### MATERIAL PROVIDED
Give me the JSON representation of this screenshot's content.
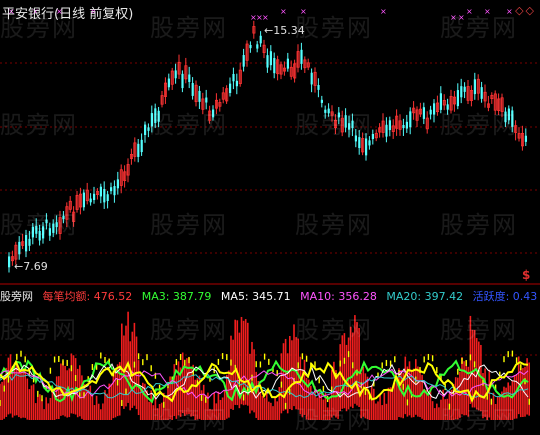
{
  "header": {
    "title": "平安银行(日线 前复权)",
    "corner_marks": "◇◇"
  },
  "price_panel": {
    "high_label": "15.34",
    "low_label": "7.69",
    "money_icon": "$"
  },
  "indicator_bar": {
    "name": "股旁网",
    "items": [
      {
        "label": "每笔均额: 476.52",
        "color": "#ff3b3b"
      },
      {
        "label": "MA3: 387.79",
        "color": "#33ff33"
      },
      {
        "label": "MA5: 345.71",
        "color": "#ffffff"
      },
      {
        "label": "MA10: 356.28",
        "color": "#ff55ff"
      },
      {
        "label": "MA20: 397.42",
        "color": "#33cccc"
      },
      {
        "label": "活跃度: 0.43",
        "color": "#3355ff"
      }
    ]
  },
  "watermarks": [
    "股旁网",
    "股旁网",
    "股旁网",
    "股旁网",
    "股旁网",
    "股旁网",
    "股旁网",
    "股旁网",
    "股旁网",
    "股旁网",
    "股旁网",
    "股旁网",
    "股旁网",
    "股旁网",
    "股旁网",
    "股旁网",
    "股旁网",
    "股旁网",
    "股旁网"
  ],
  "colors": {
    "up": "#ff3333",
    "down": "#54ffff",
    "grid": "#7a0000",
    "volume_bar": "#ff2020",
    "ma3": "#33ff33",
    "ma5": "#ffffff",
    "ma10": "#ff55ff",
    "ma20": "#33cccc",
    "yellow": "#ffff00",
    "marker": "#ff55ff"
  }
}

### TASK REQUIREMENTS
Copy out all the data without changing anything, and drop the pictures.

### WRITTEN ANSWER
Give me the JSON representation of this screenshot's content.
{
  "header": {
    "title": "平安银行(日线 前复权)",
    "corner_marks": "◇◇"
  },
  "price_panel": {
    "high_label": "15.34",
    "low_label": "7.69",
    "money_icon": "$"
  },
  "indicator_bar": {
    "name": "股旁网",
    "items": [
      {
        "label": "每笔均额: 476.52",
        "color": "#ff3b3b"
      },
      {
        "label": "MA3: 387.79",
        "color": "#33ff33"
      },
      {
        "label": "MA5: 345.71",
        "color": "#ffffff"
      },
      {
        "label": "MA10: 356.28",
        "color": "#ff55ff"
      },
      {
        "label": "MA20: 397.42",
        "color": "#33cccc"
      },
      {
        "label": "活跃度: 0.43",
        "color": "#3355ff"
      }
    ]
  },
  "watermarks": [
    "股旁网",
    "股旁网",
    "股旁网",
    "股旁网",
    "股旁网",
    "股旁网",
    "股旁网",
    "股旁网",
    "股旁网",
    "股旁网",
    "股旁网",
    "股旁网",
    "股旁网",
    "股旁网",
    "股旁网",
    "股旁网",
    "股旁网",
    "股旁网",
    "股旁网"
  ],
  "colors": {
    "up": "#ff3333",
    "down": "#54ffff",
    "grid": "#7a0000",
    "volume_bar": "#ff2020",
    "ma3": "#33ff33",
    "ma5": "#ffffff",
    "ma10": "#ff55ff",
    "ma20": "#33cccc",
    "yellow": "#ffff00",
    "marker": "#ff55ff"
  }
}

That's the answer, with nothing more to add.